[Excerpts from an interface dataset]

- Opening Delimiter -

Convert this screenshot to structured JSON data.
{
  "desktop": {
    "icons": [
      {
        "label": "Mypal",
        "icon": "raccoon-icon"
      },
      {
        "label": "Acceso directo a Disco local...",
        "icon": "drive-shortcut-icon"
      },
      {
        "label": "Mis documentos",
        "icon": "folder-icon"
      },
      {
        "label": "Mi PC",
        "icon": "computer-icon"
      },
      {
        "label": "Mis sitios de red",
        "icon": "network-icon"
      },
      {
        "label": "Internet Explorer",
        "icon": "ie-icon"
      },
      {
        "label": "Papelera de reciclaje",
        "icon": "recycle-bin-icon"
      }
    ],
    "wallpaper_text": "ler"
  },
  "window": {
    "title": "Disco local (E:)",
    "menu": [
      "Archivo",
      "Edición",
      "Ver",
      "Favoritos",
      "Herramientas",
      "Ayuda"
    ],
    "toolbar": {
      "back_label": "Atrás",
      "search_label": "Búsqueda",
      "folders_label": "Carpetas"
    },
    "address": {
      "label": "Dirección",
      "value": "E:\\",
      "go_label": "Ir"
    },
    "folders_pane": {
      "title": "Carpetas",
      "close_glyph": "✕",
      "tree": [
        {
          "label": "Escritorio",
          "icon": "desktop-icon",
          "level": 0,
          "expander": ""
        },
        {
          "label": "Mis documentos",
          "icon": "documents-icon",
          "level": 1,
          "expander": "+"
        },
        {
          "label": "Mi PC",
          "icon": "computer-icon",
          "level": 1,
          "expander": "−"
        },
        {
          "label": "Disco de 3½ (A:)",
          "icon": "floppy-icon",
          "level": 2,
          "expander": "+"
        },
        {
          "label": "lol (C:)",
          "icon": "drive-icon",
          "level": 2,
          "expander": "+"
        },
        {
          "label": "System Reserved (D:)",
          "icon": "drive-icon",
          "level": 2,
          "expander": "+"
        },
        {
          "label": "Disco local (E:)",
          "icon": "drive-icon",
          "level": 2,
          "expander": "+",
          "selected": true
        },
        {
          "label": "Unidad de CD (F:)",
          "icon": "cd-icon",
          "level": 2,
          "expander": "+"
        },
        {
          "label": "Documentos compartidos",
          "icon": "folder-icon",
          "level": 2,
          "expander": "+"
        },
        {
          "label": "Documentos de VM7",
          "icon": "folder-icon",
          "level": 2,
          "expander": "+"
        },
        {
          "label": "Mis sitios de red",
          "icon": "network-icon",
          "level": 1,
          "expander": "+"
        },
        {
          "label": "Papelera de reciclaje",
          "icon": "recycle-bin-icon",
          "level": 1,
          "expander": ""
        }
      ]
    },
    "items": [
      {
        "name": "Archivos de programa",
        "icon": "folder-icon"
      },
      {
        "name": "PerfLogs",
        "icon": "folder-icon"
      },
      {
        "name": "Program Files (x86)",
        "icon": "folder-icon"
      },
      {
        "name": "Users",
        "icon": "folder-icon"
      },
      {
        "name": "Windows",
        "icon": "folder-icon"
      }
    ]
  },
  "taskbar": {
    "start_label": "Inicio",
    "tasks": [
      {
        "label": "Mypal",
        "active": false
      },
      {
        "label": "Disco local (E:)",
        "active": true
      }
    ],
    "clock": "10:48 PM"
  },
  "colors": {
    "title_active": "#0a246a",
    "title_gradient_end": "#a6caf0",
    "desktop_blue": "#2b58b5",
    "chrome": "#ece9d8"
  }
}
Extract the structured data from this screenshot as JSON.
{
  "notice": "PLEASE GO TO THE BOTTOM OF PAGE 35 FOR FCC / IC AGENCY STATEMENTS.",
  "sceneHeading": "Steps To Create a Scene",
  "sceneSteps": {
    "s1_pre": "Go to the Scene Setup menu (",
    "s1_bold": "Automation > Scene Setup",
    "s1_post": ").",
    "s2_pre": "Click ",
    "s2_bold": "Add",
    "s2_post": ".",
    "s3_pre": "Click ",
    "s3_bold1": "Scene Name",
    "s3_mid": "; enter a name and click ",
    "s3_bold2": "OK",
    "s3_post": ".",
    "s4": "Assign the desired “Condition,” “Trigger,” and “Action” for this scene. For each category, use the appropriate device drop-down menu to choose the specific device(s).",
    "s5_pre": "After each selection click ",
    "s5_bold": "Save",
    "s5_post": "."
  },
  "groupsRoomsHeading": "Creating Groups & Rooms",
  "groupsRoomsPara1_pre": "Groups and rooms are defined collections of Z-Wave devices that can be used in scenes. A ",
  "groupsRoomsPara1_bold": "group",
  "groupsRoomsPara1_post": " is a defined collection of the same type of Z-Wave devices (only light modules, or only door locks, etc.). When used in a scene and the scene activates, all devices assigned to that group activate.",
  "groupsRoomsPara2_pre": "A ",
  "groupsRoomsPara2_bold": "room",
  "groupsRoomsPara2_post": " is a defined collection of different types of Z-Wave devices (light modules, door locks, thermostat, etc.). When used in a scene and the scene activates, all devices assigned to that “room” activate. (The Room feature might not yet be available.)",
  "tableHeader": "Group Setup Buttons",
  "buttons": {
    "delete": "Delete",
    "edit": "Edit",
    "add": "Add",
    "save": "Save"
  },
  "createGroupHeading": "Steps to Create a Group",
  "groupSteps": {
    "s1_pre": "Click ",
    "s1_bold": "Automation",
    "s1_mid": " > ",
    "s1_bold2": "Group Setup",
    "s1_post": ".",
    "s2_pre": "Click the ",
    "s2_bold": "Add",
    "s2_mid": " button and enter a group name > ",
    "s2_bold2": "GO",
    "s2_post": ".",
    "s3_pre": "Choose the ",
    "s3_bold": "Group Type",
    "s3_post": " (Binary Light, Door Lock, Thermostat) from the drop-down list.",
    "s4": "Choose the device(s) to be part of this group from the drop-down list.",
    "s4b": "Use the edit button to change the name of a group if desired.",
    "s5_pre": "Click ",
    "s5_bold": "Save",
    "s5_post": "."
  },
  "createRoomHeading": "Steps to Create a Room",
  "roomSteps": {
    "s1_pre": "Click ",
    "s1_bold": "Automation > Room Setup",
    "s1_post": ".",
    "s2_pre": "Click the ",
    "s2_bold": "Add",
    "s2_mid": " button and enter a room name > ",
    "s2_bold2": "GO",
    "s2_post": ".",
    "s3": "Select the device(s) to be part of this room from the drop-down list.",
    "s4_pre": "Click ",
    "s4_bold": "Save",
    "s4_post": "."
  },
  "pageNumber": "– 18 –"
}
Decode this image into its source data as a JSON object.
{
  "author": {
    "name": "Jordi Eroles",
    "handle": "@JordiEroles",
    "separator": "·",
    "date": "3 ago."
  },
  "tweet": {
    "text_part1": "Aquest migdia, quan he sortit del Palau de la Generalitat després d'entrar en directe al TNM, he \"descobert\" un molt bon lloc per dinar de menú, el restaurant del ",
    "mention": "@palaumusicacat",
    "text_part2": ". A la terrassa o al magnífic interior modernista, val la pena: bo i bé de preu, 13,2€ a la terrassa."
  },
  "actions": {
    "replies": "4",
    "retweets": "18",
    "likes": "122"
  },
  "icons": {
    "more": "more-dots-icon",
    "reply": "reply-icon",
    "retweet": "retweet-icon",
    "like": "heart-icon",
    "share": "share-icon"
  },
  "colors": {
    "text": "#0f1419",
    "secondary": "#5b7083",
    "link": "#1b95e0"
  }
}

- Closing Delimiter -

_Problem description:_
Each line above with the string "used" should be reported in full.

_Solution for this task:_
  "groupsRoomsPara1_pre": "Groups and rooms are defined collections of Z-Wave devices that can be used in scenes. A ",
  "groupsRoomsPara1_post": " is a defined collection of the same type of Z-Wave devices (only light modules, or only door locks, etc.). When used in a scene and the scene activates, all devices assigned to that group activate.",
  "groupsRoomsPara2_post": " is a defined collection of different types of Z-Wave devices (light modules, door locks, thermostat, etc.). When used in a scene and the scene activates, all devices assigned to that “room” activate. (The Room feature might not yet be available.)",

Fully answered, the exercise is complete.